TASK PROMPT: Go over the listing below line by line and tally those containing "company". Give only the tally.

DATASET EXTRACT:
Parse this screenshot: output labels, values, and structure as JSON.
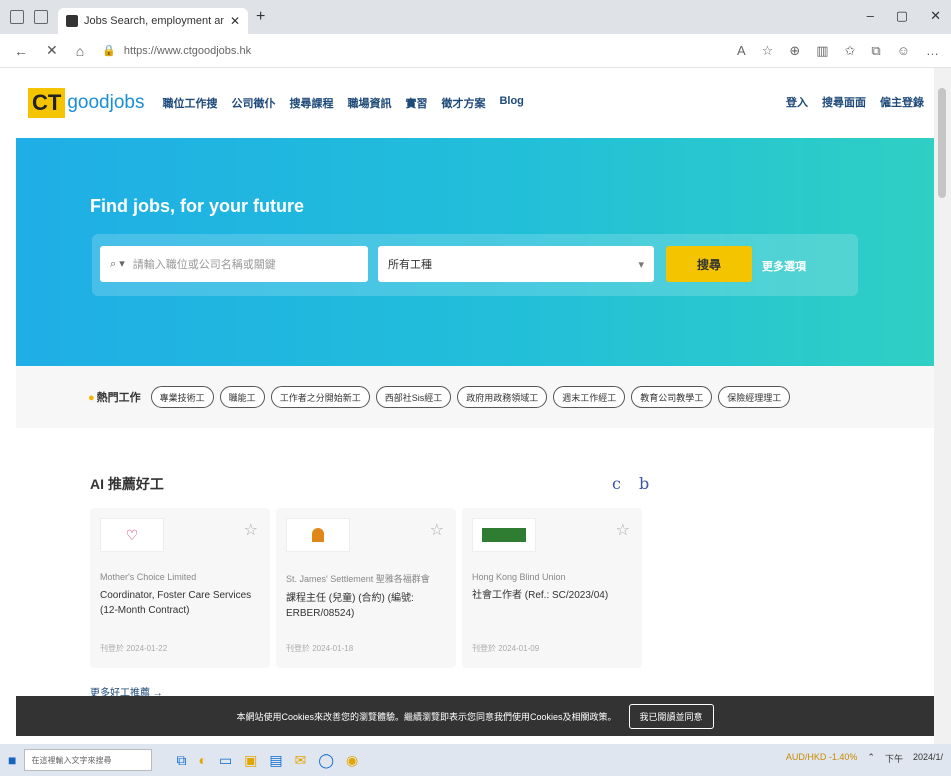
{
  "browser": {
    "tab_title": "Jobs Search, employment and c",
    "url": "https://www.ctgoodjobs.hk",
    "window_controls": [
      "–",
      "▢",
      "✕"
    ]
  },
  "site": {
    "logo_ct": "CT",
    "logo_goodjobs": "goodjobs",
    "nav": [
      "職位工作搜",
      "公司徵仆",
      "搜尋課程",
      "職場資訊",
      "實習",
      "徵才方案",
      "Blog"
    ],
    "header_right": [
      "登入",
      "搜尋面面",
      "僱主登錄"
    ]
  },
  "hero": {
    "title": "Find jobs, for your future",
    "keyword_placeholder": "請輸入職位或公司名稱或關鍵",
    "industry_value": "所有工種",
    "search_button": "搜尋",
    "more_link": "更多選項"
  },
  "hot_jobs": {
    "label": "熱門工作",
    "chips": [
      "專業技術工",
      "職能工",
      "工作者之分開始新工",
      "西部社Sis經工",
      "政府用政務領域工",
      "週末工作經工",
      "教育公司教學工",
      "保險經理理工"
    ]
  },
  "ai": {
    "title": "AI 推薦好工",
    "nav_letters": [
      "c",
      "b"
    ],
    "cards": [
      {
        "company": "Mother's Choice Limited",
        "title": "Coordinator, Foster Care Services (12-Month Contract)",
        "date": "刊登於 2024-01-22"
      },
      {
        "company": "St. James' Settlement 聖雅各福群會",
        "title": "課程主任 (兒童) (合約) (編號: ERBER/08524)",
        "date": "刊登於 2024-01-18"
      },
      {
        "company": "Hong Kong Blind Union",
        "title": "社會工作者 (Ref.: SC/2023/04)",
        "date": "刊登於 2024-01-09"
      }
    ],
    "more_link": "更多好工推薦 →"
  },
  "cookie": {
    "message": "本網站使用Cookies來改善您的瀏覽體驗。繼續瀏覽即表示您同意我們使用Cookies及相關政策。",
    "button": "我已閱讀並同意"
  },
  "taskbar": {
    "search_placeholder": "在這裡輸入文字來搜尋",
    "currency": "AUD/HKD -1.40%",
    "time": "下午",
    "date": "2024/1/"
  },
  "colors": {
    "hero_start": "#1faee6",
    "hero_end": "#2fcfc4",
    "brand_yellow": "#f5c400",
    "nav_blue": "#1e4a7a"
  }
}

SOLUTION FOR THIS TASK: 3